Reply only with how many lines below contain "Infrared".

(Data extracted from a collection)

Segment Open

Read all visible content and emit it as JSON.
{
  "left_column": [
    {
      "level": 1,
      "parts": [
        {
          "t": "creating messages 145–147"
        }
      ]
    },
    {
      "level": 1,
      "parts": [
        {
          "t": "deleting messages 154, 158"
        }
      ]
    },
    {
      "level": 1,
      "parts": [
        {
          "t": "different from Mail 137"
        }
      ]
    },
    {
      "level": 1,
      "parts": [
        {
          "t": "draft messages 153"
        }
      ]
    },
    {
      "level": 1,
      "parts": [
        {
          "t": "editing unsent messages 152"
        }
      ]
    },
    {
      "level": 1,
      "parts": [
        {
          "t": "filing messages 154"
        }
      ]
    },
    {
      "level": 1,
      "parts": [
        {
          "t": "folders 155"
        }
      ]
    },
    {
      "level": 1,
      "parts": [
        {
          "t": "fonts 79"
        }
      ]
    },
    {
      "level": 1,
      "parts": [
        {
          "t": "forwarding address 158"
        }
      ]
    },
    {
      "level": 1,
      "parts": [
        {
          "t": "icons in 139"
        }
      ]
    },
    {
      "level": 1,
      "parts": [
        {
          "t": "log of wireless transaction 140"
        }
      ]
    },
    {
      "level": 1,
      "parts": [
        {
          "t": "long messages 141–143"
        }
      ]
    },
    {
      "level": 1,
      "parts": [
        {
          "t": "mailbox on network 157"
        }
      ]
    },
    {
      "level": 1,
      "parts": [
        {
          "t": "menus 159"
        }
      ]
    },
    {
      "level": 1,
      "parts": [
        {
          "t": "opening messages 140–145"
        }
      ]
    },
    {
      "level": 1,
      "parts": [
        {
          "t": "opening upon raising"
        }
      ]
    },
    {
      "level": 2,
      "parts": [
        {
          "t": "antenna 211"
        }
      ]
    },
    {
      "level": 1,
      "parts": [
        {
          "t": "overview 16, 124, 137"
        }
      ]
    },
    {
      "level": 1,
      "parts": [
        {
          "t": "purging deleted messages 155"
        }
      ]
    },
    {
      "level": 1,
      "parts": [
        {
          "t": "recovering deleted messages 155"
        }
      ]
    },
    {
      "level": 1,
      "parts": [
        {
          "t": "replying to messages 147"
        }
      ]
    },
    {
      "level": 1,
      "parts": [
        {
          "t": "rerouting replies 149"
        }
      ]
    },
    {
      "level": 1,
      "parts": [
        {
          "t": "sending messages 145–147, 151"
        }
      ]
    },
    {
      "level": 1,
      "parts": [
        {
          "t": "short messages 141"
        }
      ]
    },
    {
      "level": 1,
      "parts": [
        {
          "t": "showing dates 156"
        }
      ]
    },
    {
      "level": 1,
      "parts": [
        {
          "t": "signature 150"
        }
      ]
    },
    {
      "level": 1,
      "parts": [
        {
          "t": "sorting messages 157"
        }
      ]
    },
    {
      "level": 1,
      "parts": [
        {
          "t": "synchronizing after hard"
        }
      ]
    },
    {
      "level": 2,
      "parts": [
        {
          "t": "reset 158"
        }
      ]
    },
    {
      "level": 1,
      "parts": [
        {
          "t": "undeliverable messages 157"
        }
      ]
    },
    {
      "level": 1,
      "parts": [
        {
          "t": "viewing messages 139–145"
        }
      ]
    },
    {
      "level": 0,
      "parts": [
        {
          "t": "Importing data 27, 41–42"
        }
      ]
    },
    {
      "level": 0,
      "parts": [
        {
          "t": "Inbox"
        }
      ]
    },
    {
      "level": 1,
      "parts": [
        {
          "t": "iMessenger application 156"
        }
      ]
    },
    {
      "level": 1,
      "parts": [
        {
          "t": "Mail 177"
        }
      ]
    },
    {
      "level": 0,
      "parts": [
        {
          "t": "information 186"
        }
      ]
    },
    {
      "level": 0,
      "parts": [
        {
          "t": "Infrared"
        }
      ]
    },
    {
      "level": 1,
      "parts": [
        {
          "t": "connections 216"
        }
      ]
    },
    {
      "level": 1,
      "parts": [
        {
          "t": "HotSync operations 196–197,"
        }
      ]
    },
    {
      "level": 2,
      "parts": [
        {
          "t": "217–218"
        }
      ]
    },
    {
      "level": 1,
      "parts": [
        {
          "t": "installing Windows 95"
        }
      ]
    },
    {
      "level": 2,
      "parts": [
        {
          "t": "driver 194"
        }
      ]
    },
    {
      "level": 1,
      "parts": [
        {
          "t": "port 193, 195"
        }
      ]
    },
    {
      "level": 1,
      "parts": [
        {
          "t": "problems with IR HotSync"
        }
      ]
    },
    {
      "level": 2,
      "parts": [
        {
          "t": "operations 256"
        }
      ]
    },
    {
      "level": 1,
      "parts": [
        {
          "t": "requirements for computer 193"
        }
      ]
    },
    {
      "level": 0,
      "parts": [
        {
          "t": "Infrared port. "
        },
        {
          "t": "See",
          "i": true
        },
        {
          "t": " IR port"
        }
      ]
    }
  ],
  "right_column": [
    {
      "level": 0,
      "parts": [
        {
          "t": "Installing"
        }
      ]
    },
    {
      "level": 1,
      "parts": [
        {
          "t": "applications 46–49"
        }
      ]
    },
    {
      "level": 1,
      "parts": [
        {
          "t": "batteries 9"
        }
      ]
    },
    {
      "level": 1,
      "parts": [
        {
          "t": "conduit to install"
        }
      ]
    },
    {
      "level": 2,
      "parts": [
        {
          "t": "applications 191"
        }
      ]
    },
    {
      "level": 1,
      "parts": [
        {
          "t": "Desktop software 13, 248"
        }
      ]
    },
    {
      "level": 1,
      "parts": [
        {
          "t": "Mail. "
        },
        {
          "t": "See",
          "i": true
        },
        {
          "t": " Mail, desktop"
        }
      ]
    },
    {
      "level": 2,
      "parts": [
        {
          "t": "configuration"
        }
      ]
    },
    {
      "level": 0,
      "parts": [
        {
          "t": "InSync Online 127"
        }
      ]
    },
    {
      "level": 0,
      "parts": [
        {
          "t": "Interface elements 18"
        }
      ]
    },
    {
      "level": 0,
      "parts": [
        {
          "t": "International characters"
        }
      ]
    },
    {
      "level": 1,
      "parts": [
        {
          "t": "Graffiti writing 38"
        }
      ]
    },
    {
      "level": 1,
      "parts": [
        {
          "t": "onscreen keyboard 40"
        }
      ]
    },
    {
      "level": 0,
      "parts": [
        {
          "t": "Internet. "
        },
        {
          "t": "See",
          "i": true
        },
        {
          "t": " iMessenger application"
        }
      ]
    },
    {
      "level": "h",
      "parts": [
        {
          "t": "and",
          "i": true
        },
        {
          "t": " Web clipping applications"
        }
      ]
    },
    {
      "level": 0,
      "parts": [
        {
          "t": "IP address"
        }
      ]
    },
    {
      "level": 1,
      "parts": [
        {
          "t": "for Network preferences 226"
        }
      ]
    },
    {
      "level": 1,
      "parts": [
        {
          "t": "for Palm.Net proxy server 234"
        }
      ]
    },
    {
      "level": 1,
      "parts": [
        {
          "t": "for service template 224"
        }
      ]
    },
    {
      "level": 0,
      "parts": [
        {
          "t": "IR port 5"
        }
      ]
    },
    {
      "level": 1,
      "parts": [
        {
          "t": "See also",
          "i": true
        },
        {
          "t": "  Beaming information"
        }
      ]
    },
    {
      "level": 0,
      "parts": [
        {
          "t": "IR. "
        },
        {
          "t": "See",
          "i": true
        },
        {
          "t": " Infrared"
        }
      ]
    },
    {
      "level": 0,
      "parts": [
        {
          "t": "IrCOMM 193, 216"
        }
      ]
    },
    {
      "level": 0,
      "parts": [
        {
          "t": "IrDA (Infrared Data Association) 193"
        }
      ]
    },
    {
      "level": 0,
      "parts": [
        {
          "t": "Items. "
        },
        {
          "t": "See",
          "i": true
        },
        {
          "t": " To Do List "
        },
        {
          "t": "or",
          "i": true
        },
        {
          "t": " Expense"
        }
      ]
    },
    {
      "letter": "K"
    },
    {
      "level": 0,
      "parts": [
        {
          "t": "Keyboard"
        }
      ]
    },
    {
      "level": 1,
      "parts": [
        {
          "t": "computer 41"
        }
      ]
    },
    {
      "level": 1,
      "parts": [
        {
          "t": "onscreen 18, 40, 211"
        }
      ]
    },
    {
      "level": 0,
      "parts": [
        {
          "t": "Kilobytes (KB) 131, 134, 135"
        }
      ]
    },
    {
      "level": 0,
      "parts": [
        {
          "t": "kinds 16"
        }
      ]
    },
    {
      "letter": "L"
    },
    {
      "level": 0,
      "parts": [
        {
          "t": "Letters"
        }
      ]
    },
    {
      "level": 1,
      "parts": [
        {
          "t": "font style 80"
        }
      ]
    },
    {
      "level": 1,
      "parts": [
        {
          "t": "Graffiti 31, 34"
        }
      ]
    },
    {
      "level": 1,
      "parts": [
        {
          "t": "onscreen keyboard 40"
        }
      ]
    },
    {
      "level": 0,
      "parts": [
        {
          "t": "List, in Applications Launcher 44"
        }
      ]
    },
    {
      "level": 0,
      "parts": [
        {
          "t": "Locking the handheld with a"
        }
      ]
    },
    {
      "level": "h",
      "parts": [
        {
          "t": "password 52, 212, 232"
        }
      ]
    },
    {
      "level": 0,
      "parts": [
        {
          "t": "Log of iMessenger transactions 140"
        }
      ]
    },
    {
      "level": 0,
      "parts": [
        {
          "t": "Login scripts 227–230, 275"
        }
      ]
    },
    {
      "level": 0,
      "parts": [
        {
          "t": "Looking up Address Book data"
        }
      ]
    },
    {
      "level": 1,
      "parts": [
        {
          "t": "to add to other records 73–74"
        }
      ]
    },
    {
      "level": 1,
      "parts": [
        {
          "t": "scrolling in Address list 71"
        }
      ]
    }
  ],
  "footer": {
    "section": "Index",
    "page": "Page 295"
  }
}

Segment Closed

## RESPONSE
4